> [Directions for this task]: In the entries below, the word "View" appears on some lines. Copy each of those lines.

> [Data listing]:

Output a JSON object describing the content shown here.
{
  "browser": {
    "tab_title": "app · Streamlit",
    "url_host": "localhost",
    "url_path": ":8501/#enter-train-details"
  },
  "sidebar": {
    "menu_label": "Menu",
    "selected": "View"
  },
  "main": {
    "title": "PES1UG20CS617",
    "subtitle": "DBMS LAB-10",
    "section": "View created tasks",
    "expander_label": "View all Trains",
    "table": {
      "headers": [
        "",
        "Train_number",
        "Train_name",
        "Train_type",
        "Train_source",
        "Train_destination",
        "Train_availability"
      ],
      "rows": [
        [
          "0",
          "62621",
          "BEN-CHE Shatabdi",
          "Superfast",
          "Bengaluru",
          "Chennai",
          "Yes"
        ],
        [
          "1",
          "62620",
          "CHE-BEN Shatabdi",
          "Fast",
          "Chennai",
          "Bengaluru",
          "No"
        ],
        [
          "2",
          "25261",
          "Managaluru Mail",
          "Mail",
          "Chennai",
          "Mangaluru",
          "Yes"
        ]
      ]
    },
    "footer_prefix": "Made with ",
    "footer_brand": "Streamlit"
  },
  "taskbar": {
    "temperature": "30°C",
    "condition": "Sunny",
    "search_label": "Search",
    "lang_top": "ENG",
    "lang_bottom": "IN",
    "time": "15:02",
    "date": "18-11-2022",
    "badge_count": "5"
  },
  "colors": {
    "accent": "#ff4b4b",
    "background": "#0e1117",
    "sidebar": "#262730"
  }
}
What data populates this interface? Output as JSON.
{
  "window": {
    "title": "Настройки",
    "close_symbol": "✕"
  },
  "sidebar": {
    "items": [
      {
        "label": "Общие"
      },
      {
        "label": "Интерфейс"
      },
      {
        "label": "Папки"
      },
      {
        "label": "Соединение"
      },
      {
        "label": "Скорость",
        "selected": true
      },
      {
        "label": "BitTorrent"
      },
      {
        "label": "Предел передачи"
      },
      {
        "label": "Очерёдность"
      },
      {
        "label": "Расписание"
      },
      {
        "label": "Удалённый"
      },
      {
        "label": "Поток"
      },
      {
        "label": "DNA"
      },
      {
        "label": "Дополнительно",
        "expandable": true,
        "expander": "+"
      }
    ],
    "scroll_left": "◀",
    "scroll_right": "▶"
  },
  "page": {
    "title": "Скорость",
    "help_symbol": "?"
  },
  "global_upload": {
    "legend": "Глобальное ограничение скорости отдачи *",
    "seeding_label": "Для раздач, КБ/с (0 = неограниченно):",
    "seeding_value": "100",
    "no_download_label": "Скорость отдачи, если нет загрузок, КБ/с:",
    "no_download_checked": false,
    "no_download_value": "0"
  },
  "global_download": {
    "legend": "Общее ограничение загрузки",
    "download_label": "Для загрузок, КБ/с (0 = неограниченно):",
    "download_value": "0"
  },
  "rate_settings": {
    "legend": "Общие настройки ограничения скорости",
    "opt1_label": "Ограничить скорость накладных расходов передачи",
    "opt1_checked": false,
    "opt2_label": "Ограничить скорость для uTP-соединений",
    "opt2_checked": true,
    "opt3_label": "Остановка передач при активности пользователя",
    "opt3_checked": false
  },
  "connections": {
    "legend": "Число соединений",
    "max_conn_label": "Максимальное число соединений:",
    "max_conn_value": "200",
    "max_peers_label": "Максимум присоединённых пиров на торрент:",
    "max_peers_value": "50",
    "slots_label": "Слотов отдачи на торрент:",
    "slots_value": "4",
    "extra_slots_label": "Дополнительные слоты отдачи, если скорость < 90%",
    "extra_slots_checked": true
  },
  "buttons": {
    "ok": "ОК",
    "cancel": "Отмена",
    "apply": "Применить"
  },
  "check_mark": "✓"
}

> [Output for this task]:
    "selected": "View"
    "section": "View created tasks",
    "expander_label": "View all Trains",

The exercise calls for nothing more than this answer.